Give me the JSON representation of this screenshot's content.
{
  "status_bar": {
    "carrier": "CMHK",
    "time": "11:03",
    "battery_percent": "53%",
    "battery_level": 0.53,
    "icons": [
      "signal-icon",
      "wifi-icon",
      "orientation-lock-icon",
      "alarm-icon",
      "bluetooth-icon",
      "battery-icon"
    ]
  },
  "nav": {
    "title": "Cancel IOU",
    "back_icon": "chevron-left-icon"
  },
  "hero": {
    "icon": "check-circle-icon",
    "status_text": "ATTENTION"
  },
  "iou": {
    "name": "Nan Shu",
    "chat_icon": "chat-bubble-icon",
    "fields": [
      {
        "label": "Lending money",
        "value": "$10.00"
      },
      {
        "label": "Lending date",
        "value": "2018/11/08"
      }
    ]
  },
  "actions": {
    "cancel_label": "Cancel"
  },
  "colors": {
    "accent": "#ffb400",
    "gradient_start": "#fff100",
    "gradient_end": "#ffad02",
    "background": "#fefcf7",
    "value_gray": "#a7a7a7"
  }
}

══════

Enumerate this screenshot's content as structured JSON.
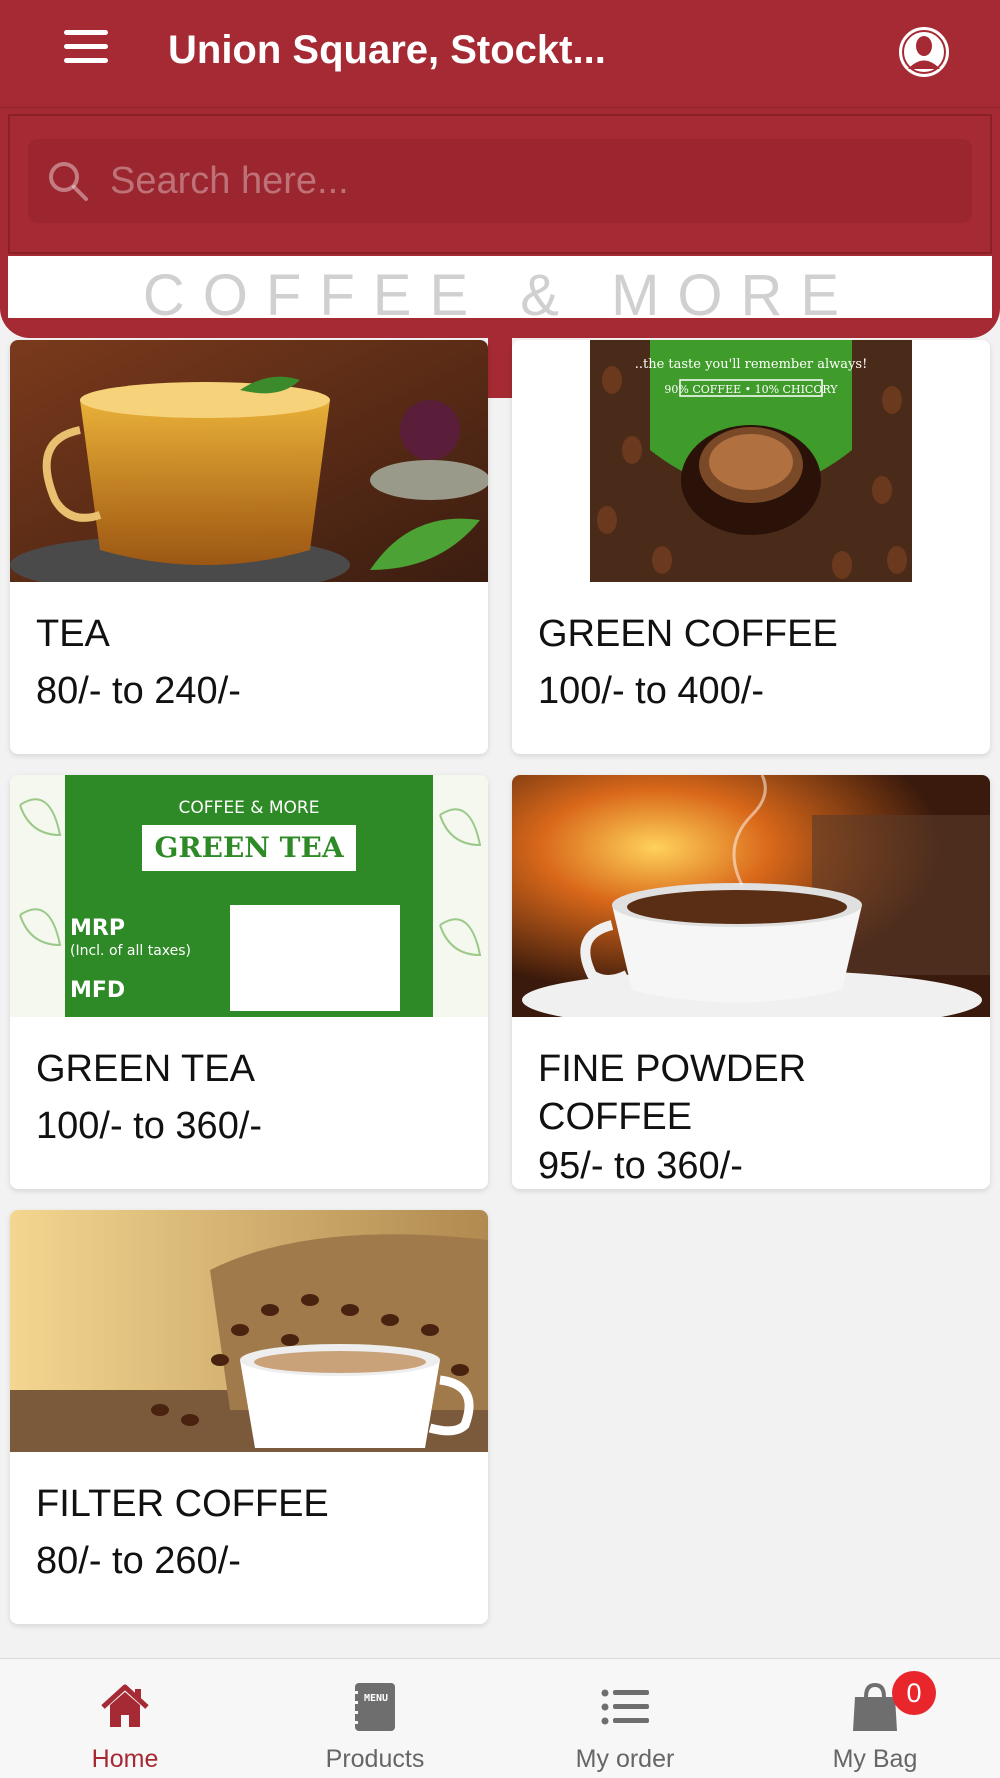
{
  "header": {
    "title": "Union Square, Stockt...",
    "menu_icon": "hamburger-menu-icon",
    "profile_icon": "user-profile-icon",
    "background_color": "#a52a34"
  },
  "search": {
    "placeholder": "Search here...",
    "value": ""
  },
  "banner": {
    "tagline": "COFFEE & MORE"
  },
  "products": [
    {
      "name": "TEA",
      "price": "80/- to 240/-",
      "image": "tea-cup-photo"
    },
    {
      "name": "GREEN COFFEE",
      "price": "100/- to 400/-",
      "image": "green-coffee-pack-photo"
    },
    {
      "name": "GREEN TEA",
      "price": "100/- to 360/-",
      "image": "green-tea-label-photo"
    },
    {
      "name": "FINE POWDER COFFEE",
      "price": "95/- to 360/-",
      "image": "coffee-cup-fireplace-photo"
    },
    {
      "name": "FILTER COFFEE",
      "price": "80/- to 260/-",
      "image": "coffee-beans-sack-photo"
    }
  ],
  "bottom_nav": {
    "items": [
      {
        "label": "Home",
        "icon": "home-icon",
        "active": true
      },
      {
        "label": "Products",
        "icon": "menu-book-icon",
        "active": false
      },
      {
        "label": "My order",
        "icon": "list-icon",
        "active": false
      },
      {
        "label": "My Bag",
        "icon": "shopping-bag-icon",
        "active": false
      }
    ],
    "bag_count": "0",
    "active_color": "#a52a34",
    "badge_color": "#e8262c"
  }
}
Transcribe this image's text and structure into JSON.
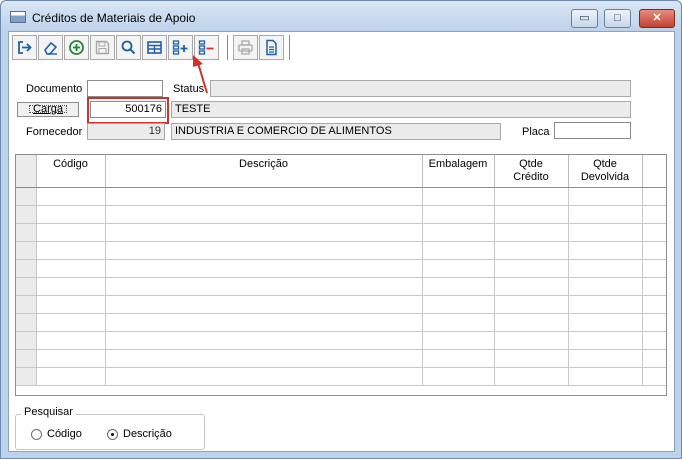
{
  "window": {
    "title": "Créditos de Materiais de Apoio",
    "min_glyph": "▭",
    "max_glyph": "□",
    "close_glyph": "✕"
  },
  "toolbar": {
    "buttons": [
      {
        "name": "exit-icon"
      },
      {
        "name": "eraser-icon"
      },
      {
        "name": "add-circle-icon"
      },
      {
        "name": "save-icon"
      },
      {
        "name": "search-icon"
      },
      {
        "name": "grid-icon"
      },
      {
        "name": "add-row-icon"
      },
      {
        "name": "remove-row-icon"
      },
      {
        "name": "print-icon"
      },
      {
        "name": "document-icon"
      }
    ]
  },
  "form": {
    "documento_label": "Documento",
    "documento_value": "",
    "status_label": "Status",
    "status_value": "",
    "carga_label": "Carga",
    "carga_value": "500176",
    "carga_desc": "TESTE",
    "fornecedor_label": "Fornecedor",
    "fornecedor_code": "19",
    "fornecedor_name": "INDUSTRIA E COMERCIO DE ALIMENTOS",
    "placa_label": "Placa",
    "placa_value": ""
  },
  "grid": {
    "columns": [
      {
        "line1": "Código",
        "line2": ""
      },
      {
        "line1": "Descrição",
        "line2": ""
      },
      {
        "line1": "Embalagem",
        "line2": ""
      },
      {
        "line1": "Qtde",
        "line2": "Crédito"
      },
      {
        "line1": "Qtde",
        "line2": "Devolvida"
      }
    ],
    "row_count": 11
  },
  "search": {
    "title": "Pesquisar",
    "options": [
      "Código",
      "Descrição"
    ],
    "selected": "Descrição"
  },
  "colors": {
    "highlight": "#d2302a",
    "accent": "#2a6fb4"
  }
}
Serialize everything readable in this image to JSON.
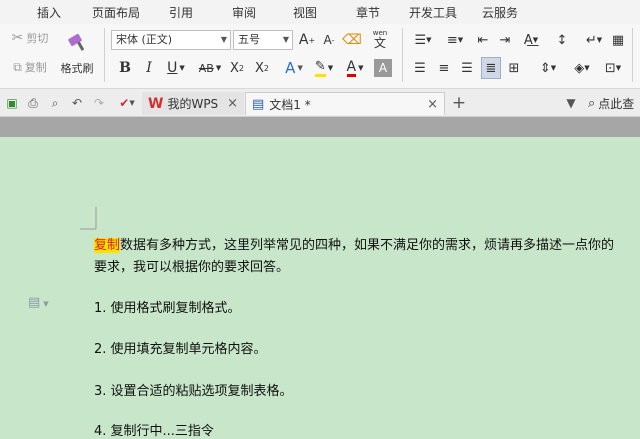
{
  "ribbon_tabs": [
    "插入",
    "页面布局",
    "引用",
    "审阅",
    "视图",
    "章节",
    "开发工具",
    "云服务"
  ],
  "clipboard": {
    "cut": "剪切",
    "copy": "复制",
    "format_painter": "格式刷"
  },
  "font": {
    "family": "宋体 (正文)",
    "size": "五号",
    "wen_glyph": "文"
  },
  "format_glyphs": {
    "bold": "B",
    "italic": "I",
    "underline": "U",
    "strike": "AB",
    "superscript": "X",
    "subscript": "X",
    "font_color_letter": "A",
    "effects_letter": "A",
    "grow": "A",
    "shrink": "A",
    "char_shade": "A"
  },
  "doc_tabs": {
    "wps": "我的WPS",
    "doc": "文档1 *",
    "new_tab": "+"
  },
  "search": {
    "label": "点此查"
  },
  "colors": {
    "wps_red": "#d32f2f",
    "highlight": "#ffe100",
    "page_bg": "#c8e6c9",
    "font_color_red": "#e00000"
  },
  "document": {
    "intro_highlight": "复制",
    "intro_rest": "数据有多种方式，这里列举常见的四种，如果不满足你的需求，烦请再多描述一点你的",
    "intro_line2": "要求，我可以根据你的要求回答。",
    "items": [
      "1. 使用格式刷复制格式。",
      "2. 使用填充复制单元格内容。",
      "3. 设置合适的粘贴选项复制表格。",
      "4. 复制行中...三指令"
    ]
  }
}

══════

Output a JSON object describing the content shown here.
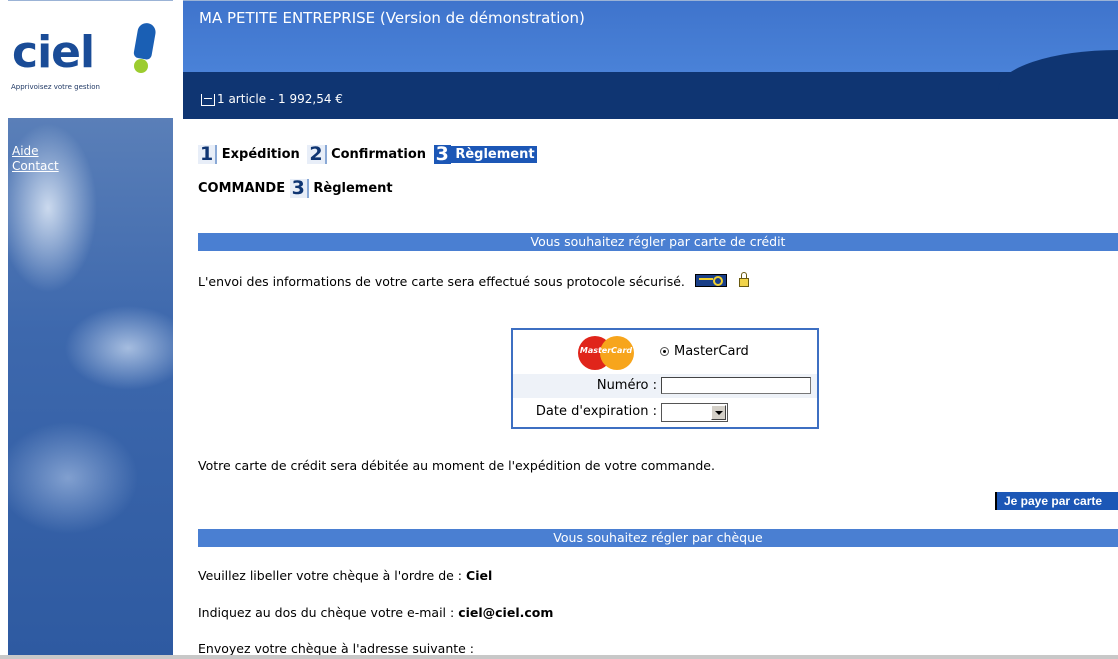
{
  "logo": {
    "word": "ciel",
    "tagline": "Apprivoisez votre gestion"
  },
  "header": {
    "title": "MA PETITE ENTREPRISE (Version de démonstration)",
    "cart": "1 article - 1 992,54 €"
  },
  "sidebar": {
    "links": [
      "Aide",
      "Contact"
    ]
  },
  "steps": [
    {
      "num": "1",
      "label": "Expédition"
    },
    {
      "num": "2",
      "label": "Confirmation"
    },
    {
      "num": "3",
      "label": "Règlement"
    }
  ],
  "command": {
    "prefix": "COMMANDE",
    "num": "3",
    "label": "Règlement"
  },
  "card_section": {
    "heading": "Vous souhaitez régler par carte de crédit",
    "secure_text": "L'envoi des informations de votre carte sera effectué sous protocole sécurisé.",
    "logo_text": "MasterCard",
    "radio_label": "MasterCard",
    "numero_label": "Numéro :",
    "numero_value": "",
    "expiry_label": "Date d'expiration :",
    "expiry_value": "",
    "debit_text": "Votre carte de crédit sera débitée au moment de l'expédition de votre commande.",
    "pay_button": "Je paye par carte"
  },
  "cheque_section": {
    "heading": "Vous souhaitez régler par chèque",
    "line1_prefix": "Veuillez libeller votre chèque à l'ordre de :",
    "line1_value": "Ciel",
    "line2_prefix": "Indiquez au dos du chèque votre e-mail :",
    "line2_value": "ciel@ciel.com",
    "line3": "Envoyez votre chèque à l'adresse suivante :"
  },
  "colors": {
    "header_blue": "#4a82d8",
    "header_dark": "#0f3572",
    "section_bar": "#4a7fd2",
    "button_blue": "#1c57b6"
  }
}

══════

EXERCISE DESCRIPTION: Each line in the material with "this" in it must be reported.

WRITTEN ANSWER:
Give me the JSON representation of this screenshot's content.
Enumerate this screenshot's content as structured JSON.
Transcribe this image's text and structure into JSON.
Serialize everything readable in this image to JSON.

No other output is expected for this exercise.